Required work -
Every line of the material must be copied exactly, from the first to the last.

Information given -
>>>

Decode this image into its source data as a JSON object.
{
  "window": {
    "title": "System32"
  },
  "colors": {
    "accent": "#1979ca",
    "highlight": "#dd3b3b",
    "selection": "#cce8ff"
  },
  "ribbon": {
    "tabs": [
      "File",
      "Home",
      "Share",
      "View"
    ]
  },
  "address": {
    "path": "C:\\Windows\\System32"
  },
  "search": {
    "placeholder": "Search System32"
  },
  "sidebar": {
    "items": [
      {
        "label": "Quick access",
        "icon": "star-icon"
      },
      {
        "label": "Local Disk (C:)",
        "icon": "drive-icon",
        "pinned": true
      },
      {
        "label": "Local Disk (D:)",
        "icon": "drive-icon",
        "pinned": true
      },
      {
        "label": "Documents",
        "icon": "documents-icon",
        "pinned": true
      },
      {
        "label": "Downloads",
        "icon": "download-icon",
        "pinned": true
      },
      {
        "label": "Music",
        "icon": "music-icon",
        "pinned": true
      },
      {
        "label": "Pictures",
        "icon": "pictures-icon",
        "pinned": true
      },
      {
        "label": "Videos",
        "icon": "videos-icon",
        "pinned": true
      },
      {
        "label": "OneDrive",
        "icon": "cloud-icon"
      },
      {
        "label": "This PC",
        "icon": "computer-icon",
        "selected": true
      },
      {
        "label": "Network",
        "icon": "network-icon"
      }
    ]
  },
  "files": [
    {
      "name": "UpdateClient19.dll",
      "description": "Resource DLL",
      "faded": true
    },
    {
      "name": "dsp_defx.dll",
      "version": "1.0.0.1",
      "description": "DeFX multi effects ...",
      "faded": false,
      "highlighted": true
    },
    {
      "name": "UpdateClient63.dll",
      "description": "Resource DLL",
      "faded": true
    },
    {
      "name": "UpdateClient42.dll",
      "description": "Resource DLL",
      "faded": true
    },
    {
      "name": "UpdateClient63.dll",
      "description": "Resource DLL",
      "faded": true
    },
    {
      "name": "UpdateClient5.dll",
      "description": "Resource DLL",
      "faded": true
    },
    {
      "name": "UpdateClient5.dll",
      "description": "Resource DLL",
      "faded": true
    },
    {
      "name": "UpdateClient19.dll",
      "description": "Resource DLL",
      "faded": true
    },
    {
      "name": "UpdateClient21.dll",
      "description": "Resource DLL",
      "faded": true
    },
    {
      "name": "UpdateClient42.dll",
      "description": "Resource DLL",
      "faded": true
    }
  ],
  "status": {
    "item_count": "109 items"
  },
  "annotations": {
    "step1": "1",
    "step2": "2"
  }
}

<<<

Result of the exercise -
Decode this image into its source data as a JSON object.
{
  "window": {
    "title": "System32"
  },
  "colors": {
    "accent": "#1979ca",
    "highlight": "#dd3b3b",
    "selection": "#cce8ff"
  },
  "ribbon": {
    "tabs": [
      "File",
      "Home",
      "Share",
      "View"
    ]
  },
  "address": {
    "path": "C:\\Windows\\System32"
  },
  "search": {
    "placeholder": "Search System32"
  },
  "sidebar": {
    "items": [
      {
        "label": "Quick access",
        "icon": "star-icon"
      },
      {
        "label": "Local Disk (C:)",
        "icon": "drive-icon",
        "pinned": true
      },
      {
        "label": "Local Disk (D:)",
        "icon": "drive-icon",
        "pinned": true
      },
      {
        "label": "Documents",
        "icon": "documents-icon",
        "pinned": true
      },
      {
        "label": "Downloads",
        "icon": "download-icon",
        "pinned": true
      },
      {
        "label": "Music",
        "icon": "music-icon",
        "pinned": true
      },
      {
        "label": "Pictures",
        "icon": "pictures-icon",
        "pinned": true
      },
      {
        "label": "Videos",
        "icon": "videos-icon",
        "pinned": true
      },
      {
        "label": "OneDrive",
        "icon": "cloud-icon"
      },
      {
        "label": "This PC",
        "icon": "computer-icon",
        "selected": true
      },
      {
        "label": "Network",
        "icon": "network-icon"
      }
    ]
  },
  "files": [
    {
      "name": "UpdateClient19.dll",
      "description": "Resource DLL",
      "faded": true
    },
    {
      "name": "dsp_defx.dll",
      "version": "1.0.0.1",
      "description": "DeFX multi effects ...",
      "faded": false,
      "highlighted": true
    },
    {
      "name": "UpdateClient63.dll",
      "description": "Resource DLL",
      "faded": true
    },
    {
      "name": "UpdateClient42.dll",
      "description": "Resource DLL",
      "faded": true
    },
    {
      "name": "UpdateClient63.dll",
      "description": "Resource DLL",
      "faded": true
    },
    {
      "name": "UpdateClient5.dll",
      "description": "Resource DLL",
      "faded": true
    },
    {
      "name": "UpdateClient5.dll",
      "description": "Resource DLL",
      "faded": true
    },
    {
      "name": "UpdateClient19.dll",
      "description": "Resource DLL",
      "faded": true
    },
    {
      "name": "UpdateClient21.dll",
      "description": "Resource DLL",
      "faded": true
    },
    {
      "name": "UpdateClient42.dll",
      "description": "Resource DLL",
      "faded": true
    }
  ],
  "status": {
    "item_count": "109 items"
  },
  "annotations": {
    "step1": "1",
    "step2": "2"
  }
}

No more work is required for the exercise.